What is wrong with Queer and Trans rights in Canada right now?

Queer men (labelled as MSM) aren’t able to give blood in Canada. MSM is a moniker the Canadian government has used to distinguish men who have sex with other men from the general public. As if Queer men are different from our heterosexual counterparts. MSM also applies to women who have sex with men who had sex with other men. In Canada, MSM aren’t able to give blood if they had sex with their partner in the last 5 years. This discriminatory policy has been used to bar Trans people (especially Trans Women).

Trans people aren’t protected under the Canadian Human Rights Act or the Criminal Code. Close friend Susan Gapka is lobbying the Canadian government tirelessly to amend the Act and the Code to extend protections to Trans and Non-binary people across Canada, potentially adding Gender Identity and Gender Expression for the first time.

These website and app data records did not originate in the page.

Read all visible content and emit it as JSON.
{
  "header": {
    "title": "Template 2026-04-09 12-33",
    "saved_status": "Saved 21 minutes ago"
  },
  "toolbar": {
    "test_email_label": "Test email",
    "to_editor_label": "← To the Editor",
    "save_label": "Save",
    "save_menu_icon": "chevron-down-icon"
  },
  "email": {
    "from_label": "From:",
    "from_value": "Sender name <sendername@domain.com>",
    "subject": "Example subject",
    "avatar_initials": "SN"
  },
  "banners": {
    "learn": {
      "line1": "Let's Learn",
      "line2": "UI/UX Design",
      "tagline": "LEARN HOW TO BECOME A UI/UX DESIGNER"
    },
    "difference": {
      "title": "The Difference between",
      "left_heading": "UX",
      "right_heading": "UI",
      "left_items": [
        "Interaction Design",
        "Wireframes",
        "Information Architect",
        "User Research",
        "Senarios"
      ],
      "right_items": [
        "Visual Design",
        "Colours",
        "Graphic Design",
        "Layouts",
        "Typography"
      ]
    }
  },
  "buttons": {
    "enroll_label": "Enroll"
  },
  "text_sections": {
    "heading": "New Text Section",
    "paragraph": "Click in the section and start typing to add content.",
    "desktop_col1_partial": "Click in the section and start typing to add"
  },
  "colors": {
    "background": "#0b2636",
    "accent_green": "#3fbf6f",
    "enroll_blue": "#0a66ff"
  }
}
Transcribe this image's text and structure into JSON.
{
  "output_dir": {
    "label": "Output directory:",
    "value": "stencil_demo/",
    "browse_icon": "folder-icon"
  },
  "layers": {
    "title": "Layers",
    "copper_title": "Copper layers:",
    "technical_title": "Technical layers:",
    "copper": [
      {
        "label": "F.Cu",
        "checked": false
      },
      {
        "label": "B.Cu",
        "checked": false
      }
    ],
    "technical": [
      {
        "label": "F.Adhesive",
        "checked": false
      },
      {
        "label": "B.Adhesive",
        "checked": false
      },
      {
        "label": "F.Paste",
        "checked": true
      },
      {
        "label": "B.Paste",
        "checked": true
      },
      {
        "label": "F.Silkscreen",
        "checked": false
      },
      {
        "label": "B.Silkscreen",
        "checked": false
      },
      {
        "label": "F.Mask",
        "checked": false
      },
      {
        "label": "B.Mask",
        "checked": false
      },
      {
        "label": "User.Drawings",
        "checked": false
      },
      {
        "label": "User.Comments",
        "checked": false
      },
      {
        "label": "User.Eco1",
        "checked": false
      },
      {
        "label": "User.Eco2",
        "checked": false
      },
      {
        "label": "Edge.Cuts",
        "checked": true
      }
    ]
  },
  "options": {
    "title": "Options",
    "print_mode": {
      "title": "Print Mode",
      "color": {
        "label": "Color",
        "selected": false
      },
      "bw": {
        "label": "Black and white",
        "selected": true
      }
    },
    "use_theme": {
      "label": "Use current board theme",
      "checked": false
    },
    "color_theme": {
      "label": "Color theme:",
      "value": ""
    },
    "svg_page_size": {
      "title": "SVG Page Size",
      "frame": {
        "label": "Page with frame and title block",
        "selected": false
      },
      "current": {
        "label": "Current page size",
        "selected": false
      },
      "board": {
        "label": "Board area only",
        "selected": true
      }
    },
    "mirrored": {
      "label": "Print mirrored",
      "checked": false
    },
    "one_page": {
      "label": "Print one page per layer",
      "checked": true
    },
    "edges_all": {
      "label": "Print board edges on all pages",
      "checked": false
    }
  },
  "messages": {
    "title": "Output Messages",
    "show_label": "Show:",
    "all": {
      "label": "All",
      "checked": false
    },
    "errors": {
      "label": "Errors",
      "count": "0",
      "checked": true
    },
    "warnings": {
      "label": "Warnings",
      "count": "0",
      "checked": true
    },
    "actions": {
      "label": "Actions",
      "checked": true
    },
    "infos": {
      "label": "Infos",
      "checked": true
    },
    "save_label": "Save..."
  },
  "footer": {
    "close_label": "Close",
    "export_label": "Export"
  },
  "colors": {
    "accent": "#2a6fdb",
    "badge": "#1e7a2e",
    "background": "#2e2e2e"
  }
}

Intersex people aren’t part of today’s important conversations. Many of today’s conversations have focused on Trans people. While a focus on Trans people is needed and an important one, we must also have conversations that focus on Intersex people while centering #BlackLivesMatter, Brown and Indigenous people as part of these conversations. As we know, LGBTTIQQ2SA+ (Lesbian, Gay, Bisexual, Transgender, Transsexual, Intersex, Queer, Questioning, Two Spirit, Asexual (Aces as we say!), and all those not yet included or who don’t want to be defined by any label) communities are Intersectional and always will be.

What have we gotten right since the Queer and Trans movement began?

When the Queer and Trans movement first began it wasn’t owned by any one person. This in itself is one of the movement’s greatest strengths. However, some have tried to co-opt our movement (i.e. Pride Toronto sponsorship, etc.)

Should the government be funding religious schools?

I think that it should be up to the people to have a debate in [upcoming elections]. We fundamentally protect the right of freedom of conscience and religion; freedom of thought, belief, opinion, and expression yet we exclusively fund the Roman-Catholic school system while denying funding to freedom of conscience and religious schools. Although, I might be a bit biased. I sued my school board when my school barred me from putting up posters of my civil rights hero Harvey Milk and a Gender and Sexuality Alliance I tried to build with my peers.

 

“Operation Soap” brought out our ugly

Today is Feb, 5th and on this day 34 years ago Toronto police organized “Operation Soap” raiding four gay bathhouses in the city and arresting over 300 innocent men. It was perhaps one of our lowest points as a city and should serve to remind all of us how easily our rights can be taken away.  Human rights are, unfortunately, easily ignored when those given power are ignorant.

Peter Bochove was co owner of the Richmond Street Health Emporium at the time of the raid in 1981 and said the police came in with crow bars and sledge hammers “ they were offered the keys to the lockers and the rooms, but they held up a crowbar and said — we brought our own. We ended up in the shower room and we were all told to strip” One of the cops who was looking at the pipes going into the shower room said, “gee, it’s too bad we can’t hook this up to gas.” http://www.yorku.ca/jspot/5/stand_together/3/

The campaign was an initiative by the metropolitan police to push gay bars and bathhouses out of business – but also to silence those who advocated for gay rights.

Instead of driving the LGBT community underground it worked as a catalyst, uniting the gay community and building support through mass demonstrations, rallies and marches.  It was the beginning of six years of steady harassment by the police of gay press and gay men across the country; but also the beginning of the gay rights movement in Canada.  Instead of hiding, gay men took to the streets, marching with their supporters, pushing the boundary and speaking out. It was the end of the silence.

Today is a day to remember, and a day to celebrate all those who stood up for gay rights and refused to stay silent.